What the exercise asks
Gather all lines in the entries below that include the word "JSON".

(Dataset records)
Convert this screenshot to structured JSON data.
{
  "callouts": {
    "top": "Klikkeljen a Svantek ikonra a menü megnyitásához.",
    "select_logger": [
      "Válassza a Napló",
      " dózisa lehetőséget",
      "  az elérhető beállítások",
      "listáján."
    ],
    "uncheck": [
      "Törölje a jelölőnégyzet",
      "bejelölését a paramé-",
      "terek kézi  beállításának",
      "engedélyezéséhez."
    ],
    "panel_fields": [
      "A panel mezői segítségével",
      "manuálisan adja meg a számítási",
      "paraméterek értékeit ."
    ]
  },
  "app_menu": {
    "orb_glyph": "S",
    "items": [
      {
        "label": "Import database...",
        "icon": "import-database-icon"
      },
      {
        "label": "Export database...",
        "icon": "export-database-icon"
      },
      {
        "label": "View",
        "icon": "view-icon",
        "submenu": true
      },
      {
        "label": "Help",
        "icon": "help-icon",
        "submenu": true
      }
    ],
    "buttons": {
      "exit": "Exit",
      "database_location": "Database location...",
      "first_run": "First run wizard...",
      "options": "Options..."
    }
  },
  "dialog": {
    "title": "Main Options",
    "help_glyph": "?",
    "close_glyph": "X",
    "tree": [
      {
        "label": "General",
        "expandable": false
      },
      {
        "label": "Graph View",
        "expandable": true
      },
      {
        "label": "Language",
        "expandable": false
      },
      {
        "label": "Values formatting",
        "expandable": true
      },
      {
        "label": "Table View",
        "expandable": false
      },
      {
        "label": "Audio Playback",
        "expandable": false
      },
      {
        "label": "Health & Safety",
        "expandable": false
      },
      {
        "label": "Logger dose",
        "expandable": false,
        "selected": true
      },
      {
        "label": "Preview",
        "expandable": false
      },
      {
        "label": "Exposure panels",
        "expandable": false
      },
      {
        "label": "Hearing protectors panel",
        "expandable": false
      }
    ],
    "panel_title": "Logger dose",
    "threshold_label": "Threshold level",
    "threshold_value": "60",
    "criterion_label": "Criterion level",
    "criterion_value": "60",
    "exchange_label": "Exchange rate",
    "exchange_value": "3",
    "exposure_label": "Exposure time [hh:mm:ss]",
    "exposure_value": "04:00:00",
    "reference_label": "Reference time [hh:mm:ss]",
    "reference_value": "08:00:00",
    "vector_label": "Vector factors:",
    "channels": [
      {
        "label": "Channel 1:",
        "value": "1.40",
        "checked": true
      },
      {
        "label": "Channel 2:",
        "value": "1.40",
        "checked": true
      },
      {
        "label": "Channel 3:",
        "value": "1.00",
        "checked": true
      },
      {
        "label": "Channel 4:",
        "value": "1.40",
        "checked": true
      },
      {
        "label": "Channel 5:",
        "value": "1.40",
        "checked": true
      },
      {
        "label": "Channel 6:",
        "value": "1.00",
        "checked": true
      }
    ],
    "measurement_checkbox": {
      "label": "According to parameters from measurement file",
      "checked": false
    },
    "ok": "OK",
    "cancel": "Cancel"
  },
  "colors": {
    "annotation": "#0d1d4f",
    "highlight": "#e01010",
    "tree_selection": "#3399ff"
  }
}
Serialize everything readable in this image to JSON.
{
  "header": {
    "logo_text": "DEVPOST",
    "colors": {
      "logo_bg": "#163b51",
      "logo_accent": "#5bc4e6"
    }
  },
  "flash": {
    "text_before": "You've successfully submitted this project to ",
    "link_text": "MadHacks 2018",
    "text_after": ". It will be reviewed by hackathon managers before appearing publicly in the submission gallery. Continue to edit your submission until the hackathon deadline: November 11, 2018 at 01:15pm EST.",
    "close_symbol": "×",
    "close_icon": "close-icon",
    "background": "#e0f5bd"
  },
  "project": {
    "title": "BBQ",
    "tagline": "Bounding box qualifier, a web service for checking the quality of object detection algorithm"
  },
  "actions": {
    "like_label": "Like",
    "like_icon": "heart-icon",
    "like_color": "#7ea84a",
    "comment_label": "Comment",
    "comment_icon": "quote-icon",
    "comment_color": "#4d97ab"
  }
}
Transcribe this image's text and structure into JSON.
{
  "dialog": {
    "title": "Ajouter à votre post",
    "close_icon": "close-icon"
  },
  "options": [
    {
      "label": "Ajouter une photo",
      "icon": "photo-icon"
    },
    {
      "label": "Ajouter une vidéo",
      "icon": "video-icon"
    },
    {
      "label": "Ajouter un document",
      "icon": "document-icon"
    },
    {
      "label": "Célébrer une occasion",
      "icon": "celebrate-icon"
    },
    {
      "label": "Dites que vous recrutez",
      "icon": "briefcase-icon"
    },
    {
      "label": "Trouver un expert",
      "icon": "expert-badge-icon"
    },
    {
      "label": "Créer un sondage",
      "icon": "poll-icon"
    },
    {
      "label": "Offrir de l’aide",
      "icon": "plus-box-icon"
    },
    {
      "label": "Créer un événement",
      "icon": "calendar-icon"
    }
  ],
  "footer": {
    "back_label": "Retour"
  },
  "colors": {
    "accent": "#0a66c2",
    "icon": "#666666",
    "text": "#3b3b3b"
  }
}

Problem solution
Convert this screenshot to structured JSON data.
Serialize everything readable in this image to JSON.
Transcribe this image's text and structure into JSON.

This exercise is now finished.